Revealing the former bed of Thwaites Glacier using sea-floor bathymetry: implications for warm-water routing and bed controls on ice flow and buttressing
Hogan, Kelly A.; Larter, Robert D.; Graham, Alastair G.C.; Arthern, Robert; Kirkham, James D.; More... Minzoni, Rebecca Totten; Jordan, Tom A.; Clark, Rachel; Fitzgerald, Victoria; Wåhlin, Anna K.; Anderson, John B.; Hillenbrand, Claus-Dieter; Nitsche, Frank O.; Simkins, Lauren; Smith, James A.; Gohl, Karsten; Arndt, Jan Erik; Hong, Jongkuk; Wellner, Julia Less...
The geometry of the sea floor immediately beyond Antarctica's marine-terminating glaciers is a fundamental control on warm-water routing, but it also describes former topographic pinning points that have been important for ice-shelf buttressing.
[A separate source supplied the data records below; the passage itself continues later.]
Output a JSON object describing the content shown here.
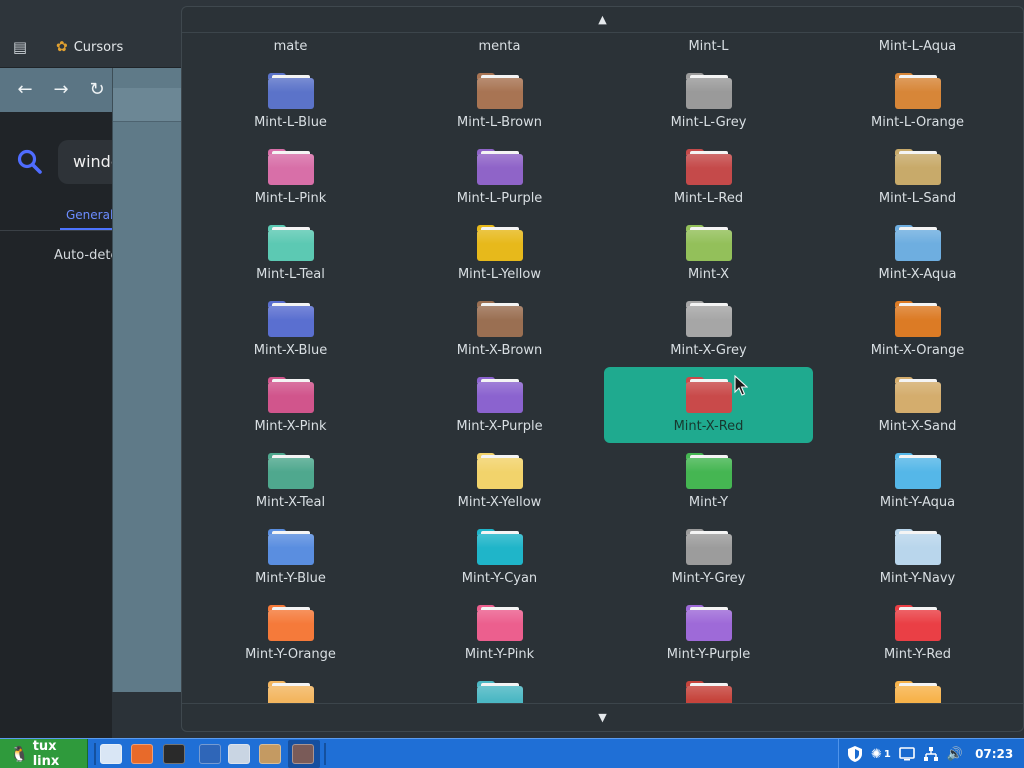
{
  "browser": {
    "tab_title": "Cursors",
    "search_value": "windows",
    "general_tab_label": "General",
    "auto_detect_text": "Auto-detect"
  },
  "popup": {
    "scroll_up_icon": "triangle-up-icon",
    "scroll_down_icon": "triangle-down-icon",
    "selected": "Mint-X-Red",
    "items": [
      {
        "label": "mate",
        "color": "#c9c59a"
      },
      {
        "label": "menta",
        "color": "#a9b98a"
      },
      {
        "label": "Mint-L",
        "color": "#8fb85e"
      },
      {
        "label": "Mint-L-Aqua",
        "color": "#6fb2d6"
      },
      {
        "label": "Mint-L-Blue",
        "color": "#5b73c9"
      },
      {
        "label": "Mint-L-Brown",
        "color": "#a87453"
      },
      {
        "label": "Mint-L-Grey",
        "color": "#9a9a9a"
      },
      {
        "label": "Mint-L-Orange",
        "color": "#d78638"
      },
      {
        "label": "Mint-L-Pink",
        "color": "#d86fa8"
      },
      {
        "label": "Mint-L-Purple",
        "color": "#8f64c8"
      },
      {
        "label": "Mint-L-Red",
        "color": "#c54a4a"
      },
      {
        "label": "Mint-L-Sand",
        "color": "#c8aa6a"
      },
      {
        "label": "Mint-L-Teal",
        "color": "#5cc9b3"
      },
      {
        "label": "Mint-L-Yellow",
        "color": "#e7b91b"
      },
      {
        "label": "Mint-X",
        "color": "#93c05a"
      },
      {
        "label": "Mint-X-Aqua",
        "color": "#6eaee0"
      },
      {
        "label": "Mint-X-Blue",
        "color": "#5a6fd0"
      },
      {
        "label": "Mint-X-Brown",
        "color": "#9a6f52"
      },
      {
        "label": "Mint-X-Grey",
        "color": "#a6a6a6"
      },
      {
        "label": "Mint-X-Orange",
        "color": "#dc7b25"
      },
      {
        "label": "Mint-X-Pink",
        "color": "#d1558c"
      },
      {
        "label": "Mint-X-Purple",
        "color": "#8b63cf"
      },
      {
        "label": "Mint-X-Red",
        "color": "#c94a4a"
      },
      {
        "label": "Mint-X-Sand",
        "color": "#d4ad6d"
      },
      {
        "label": "Mint-X-Teal",
        "color": "#4fa88e"
      },
      {
        "label": "Mint-X-Yellow",
        "color": "#f2d36b"
      },
      {
        "label": "Mint-Y",
        "color": "#45b652"
      },
      {
        "label": "Mint-Y-Aqua",
        "color": "#55b7e8"
      },
      {
        "label": "Mint-Y-Blue",
        "color": "#5a8ee0"
      },
      {
        "label": "Mint-Y-Cyan",
        "color": "#1fb5c9"
      },
      {
        "label": "Mint-Y-Grey",
        "color": "#9c9c9c"
      },
      {
        "label": "Mint-Y-Navy",
        "color": "#b9d6ec"
      },
      {
        "label": "Mint-Y-Orange",
        "color": "#f57a3a"
      },
      {
        "label": "Mint-Y-Pink",
        "color": "#ec5f8e"
      },
      {
        "label": "Mint-Y-Purple",
        "color": "#9e6ad8"
      },
      {
        "label": "Mint-Y-Red",
        "color": "#ea3f45"
      },
      {
        "label": "",
        "color": "#f3b660"
      },
      {
        "label": "",
        "color": "#4cb8c4"
      },
      {
        "label": "",
        "color": "#c6443c"
      },
      {
        "label": "",
        "color": "#f7b34b"
      }
    ]
  },
  "taskbar": {
    "start_label": "tux linx",
    "start_icon": "tux-icon",
    "launchers": [
      {
        "name": "file-manager-icon",
        "color": "#d9e6f5"
      },
      {
        "name": "firefox-icon",
        "color": "#e86a2a"
      },
      {
        "name": "terminal-icon",
        "color": "#2a2a2a"
      },
      {
        "name": "lock-app-icon",
        "color": "#2f66b8"
      },
      {
        "name": "network-app-icon",
        "color": "#c9d5e3"
      },
      {
        "name": "package-icon",
        "color": "#c49a62"
      },
      {
        "name": "window-app-icon",
        "color": "#7a5b58"
      }
    ],
    "tray": {
      "shield_icon": "shield-icon",
      "notification_count": "1",
      "clock": "07:23"
    }
  }
}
Unfortunately, this information is often lacking due to the inaccessibility of these areas for survey, leading to modelled or interpolated bathymetries being used as boundary conditions in numerical modelling simulations. At Thwaites Glacier (TG) this critical data gap was addressed in 2019 during the first cruise of the International Thwaites Glacier Collaboration (ITGC) project. We present more than 2000 km2 of new multibeam echo-sounder (MBES) data acquired in exceptional sea-ice conditions immediately offshore TG, and we update existing bathymetric compilations. The cross-sectional areas of sea-floor troughs are under-predicted by up to 40 % or are not resolved at all where MBES data are missing, suggesting that calculations of trough capacity, and thus oceanic heat flux, may be significantly underestimated. Spatial variations in the morphology of topographic highs, known to be former pinning points for the floating ice shelf of TG, indicate differences in bed composition that are supported by landform evidence. We discuss links to ice dynamics for an overriding ice mass including a potential positive feedback mechanism where erosion of soft erodible highs may lead to ice-shelf ungrounding even with little or no ice thinning. Analyses of bed roughnesses and basal drag contributions show that the sea-floor bathymetry in front of TG is an analogue for extant bed areas. Ice flow over the sea-floor troughs and ridges would have been affected by similarly high basal drag to that acting at the grounding zone today. We conclude that more can certainly be gleaned from these 3D bathymetric datasets regarding the likely spatial variability of bed roughness and bed composition types underneath TG. This work also addresses the requirements of recent numerical ice-sheet and ocean modelling studies that have recognised the need for accurate and high-resolution bathymetry to determine warm-water routing to the grounding zone and, ultimately, for predicting glacier retreat behaviour.